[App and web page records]

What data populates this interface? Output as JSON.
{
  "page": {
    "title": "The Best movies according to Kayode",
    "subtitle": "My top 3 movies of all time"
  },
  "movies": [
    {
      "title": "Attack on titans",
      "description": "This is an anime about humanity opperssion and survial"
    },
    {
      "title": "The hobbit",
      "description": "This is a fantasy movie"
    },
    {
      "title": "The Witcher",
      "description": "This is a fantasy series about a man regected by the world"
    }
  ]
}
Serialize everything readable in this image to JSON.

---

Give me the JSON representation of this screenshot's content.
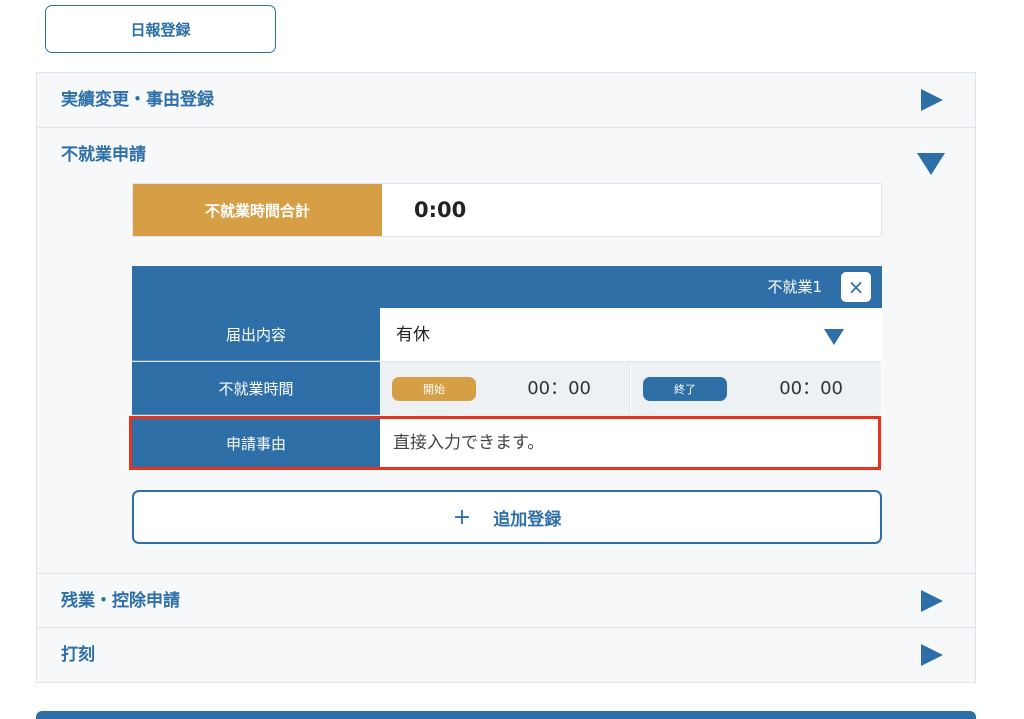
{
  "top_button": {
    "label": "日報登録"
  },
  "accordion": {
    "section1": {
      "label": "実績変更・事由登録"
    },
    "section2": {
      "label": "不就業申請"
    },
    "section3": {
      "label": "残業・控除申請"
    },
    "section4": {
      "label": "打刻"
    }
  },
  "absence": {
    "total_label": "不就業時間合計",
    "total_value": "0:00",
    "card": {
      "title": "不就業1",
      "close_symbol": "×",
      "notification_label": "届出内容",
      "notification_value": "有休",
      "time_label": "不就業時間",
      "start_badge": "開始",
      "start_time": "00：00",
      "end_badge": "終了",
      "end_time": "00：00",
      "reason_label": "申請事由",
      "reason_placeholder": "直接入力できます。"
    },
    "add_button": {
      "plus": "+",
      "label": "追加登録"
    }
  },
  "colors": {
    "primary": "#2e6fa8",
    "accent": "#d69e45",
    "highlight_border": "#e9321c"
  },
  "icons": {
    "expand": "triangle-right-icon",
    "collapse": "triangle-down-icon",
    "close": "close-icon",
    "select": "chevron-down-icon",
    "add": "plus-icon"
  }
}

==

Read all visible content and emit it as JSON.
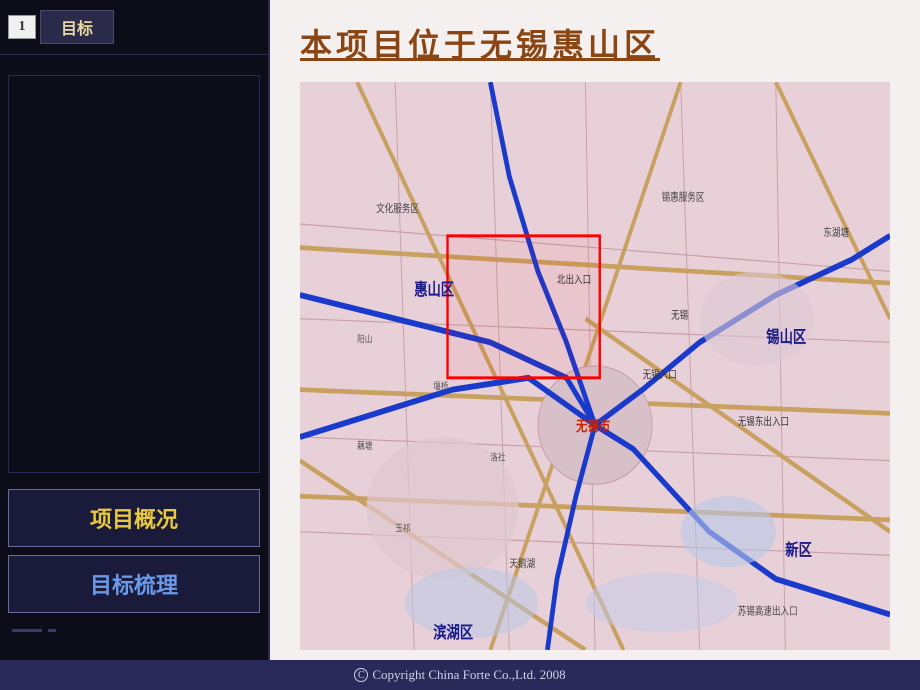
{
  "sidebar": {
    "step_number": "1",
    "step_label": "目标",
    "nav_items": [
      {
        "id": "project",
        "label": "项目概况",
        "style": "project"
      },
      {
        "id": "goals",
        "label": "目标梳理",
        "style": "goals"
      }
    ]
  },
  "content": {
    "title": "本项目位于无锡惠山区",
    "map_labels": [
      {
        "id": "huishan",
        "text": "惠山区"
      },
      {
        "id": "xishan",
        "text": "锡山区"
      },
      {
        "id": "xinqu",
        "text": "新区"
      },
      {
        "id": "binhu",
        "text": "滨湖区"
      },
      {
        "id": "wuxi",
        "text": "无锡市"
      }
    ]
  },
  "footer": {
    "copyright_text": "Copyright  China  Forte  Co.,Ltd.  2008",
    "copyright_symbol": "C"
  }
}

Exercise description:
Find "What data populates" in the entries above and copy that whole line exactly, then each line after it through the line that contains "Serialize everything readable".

Task result:
What data populates this interface? Output as JSON.
{
  "page": {
    "title": "The Best movies according to Kayode",
    "subtitle": "My top 3 movies of all time"
  },
  "movies": [
    {
      "title": "Attack on titans",
      "description": "This is an anime about humanity opperssion and survial"
    },
    {
      "title": "The hobbit",
      "description": "This is a fantasy movie"
    },
    {
      "title": "The Witcher",
      "description": "This is a fantasy series about a man regected by the world"
    }
  ]
}
Serialize everything readable in this image to JSON.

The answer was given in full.